◆ TASK BRIEF ◆
Give only a number in reply. It should be how many lines in the records contain the string "Chipset".

◆ DATA SHOWN ◆

· · · ·

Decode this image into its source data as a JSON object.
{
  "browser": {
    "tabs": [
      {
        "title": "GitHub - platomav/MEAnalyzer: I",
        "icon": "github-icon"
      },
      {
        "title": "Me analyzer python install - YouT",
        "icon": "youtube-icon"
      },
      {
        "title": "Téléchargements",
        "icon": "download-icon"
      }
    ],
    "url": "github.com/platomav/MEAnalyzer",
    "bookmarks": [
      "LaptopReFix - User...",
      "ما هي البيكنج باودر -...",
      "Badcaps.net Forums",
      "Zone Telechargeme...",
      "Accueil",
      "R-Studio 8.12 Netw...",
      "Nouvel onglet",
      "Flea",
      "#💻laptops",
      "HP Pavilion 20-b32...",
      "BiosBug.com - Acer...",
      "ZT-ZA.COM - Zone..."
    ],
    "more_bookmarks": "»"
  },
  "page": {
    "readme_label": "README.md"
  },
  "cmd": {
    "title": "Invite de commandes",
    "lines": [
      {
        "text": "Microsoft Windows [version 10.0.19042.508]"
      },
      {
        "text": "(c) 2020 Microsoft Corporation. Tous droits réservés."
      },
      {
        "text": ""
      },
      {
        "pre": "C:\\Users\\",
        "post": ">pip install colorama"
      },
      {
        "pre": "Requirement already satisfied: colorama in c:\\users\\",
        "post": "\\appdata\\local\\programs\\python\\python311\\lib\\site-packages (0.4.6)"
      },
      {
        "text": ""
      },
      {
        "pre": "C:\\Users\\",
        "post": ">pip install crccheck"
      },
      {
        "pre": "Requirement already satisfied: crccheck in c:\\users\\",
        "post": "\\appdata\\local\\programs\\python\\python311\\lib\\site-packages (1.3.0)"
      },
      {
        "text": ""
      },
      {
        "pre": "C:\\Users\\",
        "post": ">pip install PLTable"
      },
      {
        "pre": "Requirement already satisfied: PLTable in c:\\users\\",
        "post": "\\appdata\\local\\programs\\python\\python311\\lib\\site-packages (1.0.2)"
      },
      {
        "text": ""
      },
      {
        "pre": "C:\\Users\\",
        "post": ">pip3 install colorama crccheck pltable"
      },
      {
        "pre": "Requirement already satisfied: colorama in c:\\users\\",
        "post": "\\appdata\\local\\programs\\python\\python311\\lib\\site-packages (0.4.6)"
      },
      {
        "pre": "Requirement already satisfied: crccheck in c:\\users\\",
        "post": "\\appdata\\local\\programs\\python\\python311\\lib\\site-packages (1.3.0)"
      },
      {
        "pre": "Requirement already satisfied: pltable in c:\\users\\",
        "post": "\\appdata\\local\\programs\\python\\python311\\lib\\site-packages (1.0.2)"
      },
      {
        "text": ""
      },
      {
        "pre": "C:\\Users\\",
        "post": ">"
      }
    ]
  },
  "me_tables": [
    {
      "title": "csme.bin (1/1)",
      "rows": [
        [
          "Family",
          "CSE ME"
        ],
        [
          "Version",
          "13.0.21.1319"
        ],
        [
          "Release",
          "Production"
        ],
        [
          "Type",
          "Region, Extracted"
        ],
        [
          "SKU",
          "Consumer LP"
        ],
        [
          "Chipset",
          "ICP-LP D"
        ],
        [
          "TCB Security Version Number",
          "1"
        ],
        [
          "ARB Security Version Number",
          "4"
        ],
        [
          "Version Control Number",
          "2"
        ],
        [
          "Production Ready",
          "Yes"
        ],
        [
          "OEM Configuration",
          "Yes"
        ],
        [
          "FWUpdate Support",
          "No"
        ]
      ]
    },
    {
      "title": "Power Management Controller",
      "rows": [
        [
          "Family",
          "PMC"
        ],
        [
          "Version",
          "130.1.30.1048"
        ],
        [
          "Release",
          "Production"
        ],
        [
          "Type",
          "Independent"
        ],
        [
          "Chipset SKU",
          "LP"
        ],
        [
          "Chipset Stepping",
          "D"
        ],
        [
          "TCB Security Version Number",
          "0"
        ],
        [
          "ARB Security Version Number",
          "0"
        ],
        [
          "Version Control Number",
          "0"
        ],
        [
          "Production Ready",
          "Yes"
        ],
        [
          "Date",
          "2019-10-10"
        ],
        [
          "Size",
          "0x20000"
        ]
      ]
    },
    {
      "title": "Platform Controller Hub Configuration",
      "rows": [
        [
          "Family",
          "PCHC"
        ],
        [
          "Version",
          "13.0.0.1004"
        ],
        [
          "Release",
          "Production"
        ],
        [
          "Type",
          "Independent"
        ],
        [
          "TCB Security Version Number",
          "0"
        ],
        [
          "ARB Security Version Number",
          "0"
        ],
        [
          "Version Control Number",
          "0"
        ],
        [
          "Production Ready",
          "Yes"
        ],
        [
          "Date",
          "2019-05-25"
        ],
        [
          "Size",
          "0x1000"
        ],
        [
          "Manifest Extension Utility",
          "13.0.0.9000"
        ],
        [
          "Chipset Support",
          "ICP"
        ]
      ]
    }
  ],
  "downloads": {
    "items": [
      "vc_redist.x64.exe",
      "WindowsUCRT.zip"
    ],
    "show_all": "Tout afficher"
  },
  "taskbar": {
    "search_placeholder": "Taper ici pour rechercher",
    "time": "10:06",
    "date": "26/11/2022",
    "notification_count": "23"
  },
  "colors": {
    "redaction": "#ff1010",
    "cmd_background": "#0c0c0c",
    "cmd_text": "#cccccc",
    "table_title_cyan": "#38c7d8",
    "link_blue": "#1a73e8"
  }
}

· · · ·

◆ TASK RESULT ◆
4